A common misconception of the lottery is that it’s a game of chance. The reality is that the odds of winning are very slim – even the most lucky person can’t hit it big, and most winners end up worse off than they were before they won. This is why it’s so important to understand how the game works and make wise choices about your investments.
In addition, there are a number of other issues related to the lottery that you should be aware of. For example, some people choose to buy a lot of tickets to improve their odds of winning, but this can backfire in the long run. This strategy is known as “splitting.” It’s best to avoid this mistake by purchasing fewer tickets and making deliberate decisions about your number selections.
Americans spend over $80 Billion on lotteries every year – that’s more than $600 per household! This is a huge sum of money that could be better spent on emergency savings or paying off credit card debt. It would be much more prudent to invest this money in a high-quality index fund or mutual fund, which has a proven track record of increasing wealth over time.

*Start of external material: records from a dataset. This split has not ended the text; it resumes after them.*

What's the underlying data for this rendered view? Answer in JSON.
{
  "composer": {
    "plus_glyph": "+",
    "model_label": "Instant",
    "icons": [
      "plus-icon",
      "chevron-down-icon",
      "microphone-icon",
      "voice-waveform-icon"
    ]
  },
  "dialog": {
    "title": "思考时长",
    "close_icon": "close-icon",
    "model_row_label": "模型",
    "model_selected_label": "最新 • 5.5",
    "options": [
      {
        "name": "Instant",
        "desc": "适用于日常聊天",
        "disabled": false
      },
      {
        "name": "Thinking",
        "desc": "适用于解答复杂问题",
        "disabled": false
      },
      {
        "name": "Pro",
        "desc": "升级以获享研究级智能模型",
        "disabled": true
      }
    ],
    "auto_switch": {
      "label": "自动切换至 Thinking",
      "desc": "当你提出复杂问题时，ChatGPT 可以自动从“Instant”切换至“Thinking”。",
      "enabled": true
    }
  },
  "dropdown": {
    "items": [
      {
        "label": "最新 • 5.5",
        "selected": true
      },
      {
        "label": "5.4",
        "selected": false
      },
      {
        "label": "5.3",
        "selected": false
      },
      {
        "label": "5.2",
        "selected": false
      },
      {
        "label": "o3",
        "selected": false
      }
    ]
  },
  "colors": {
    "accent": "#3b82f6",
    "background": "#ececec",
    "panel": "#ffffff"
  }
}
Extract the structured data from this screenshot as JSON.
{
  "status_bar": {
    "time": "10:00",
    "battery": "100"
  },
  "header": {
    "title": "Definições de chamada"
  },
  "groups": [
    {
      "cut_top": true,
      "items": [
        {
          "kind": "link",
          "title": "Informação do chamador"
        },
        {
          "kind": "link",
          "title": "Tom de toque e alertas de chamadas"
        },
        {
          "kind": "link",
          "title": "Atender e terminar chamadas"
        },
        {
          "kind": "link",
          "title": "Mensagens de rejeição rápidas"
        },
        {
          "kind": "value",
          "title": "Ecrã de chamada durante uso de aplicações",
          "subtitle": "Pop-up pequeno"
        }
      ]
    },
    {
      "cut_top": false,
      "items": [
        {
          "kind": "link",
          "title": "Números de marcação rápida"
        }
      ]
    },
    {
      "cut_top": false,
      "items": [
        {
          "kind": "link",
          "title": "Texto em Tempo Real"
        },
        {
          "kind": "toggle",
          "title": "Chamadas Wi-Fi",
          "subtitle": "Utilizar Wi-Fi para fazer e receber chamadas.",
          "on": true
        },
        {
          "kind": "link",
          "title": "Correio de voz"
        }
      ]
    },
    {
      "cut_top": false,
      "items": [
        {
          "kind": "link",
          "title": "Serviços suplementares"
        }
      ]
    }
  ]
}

Some people have irrational beliefs about the lottery, such as that their favorite store sells the best tickets or that certain types of tickets are more likely to win. Those beliefs are not founded on statistical reasoning, but they can be very convincing. This type of thinking can lead to irrational gambling behaviors that can destroy families and finances. This is why it’s so important for people to play the lottery responsibly. They should educate themselves about the game and play only in a safe environment. They should never be lured into the lottery by false advertising or claims that they can make more money by buying a ticket.